Check out directories like Aunt Bertha that can help you find low-cost mental healthcare, support groups, or other local resources in your area. You don’t have to handle the stressors of caregiving and pandemic fatigue on your own, and you deserve to be supported during these tough times.

If the time has come to look into outside help with caregiving itself, here are a few options:

  • Respite care – short-term relief for caregivers in the form of in-home visits or trips to day care centers or healthcare facilities
  • Assisted living – live-in facilities that provide help with some activities of daily living and nursing care
  • Long-term care – live-in facilities that provide more advanced services and care for those who need more help than assisted living can give.

How We Can Help

StoneGate Senior Living offers a wide range of care options that can help alleviate some of the stress, anxiety, and fatigue that come with caregiving on one’s own. We understand that taking care of aging loved ones can progress from slightly challenging to completely overwhelming in a matter of days, but we are here to support your family every step of the way. StoneGate Senior Living has independent living, assisted living, skilled nursing, and memory care options, and we will work with you to determine what is right for you and your loved ones.
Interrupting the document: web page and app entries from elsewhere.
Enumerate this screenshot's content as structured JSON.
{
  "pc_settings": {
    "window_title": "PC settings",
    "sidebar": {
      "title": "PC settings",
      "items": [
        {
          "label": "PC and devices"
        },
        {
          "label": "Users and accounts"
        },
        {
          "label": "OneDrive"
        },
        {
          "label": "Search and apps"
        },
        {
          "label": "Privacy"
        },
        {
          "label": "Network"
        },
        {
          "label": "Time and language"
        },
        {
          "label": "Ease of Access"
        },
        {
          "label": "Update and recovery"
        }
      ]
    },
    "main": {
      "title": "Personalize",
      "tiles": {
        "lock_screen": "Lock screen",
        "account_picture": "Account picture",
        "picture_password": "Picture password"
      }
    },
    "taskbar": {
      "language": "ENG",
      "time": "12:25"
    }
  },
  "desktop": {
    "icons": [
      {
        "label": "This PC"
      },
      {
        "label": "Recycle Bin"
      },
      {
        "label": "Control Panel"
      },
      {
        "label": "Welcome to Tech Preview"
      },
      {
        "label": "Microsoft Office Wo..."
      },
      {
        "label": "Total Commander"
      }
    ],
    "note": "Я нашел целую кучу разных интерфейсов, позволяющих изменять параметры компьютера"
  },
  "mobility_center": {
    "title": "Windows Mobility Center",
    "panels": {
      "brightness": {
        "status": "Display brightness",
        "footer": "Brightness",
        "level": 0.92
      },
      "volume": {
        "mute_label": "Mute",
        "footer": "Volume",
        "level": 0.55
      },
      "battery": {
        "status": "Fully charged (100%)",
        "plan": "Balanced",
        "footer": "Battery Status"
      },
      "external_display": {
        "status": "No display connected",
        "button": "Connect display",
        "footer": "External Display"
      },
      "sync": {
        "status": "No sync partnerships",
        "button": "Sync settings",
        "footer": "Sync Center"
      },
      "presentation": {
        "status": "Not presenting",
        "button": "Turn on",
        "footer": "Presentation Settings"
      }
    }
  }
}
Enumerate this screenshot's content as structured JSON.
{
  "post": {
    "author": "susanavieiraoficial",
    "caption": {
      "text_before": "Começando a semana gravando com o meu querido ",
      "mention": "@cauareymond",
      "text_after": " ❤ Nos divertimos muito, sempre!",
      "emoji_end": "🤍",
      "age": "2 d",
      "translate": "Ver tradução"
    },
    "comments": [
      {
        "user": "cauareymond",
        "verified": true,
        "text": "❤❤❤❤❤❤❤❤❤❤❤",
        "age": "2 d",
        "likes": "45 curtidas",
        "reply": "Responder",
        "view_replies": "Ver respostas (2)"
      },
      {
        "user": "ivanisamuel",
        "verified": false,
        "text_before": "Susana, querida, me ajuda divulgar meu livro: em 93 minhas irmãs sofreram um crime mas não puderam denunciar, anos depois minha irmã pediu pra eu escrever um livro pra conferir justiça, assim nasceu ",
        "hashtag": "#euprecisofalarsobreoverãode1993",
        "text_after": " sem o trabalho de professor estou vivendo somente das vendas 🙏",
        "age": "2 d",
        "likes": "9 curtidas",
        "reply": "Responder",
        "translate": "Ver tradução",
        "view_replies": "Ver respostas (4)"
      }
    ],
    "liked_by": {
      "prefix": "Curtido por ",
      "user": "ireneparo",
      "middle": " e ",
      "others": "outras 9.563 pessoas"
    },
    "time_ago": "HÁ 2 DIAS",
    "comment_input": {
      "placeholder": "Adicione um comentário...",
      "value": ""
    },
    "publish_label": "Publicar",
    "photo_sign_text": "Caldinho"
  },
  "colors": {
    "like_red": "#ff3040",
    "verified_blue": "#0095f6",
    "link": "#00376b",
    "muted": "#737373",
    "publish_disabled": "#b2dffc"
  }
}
If you would like to learn more about who we are and how we can help, please contact us today.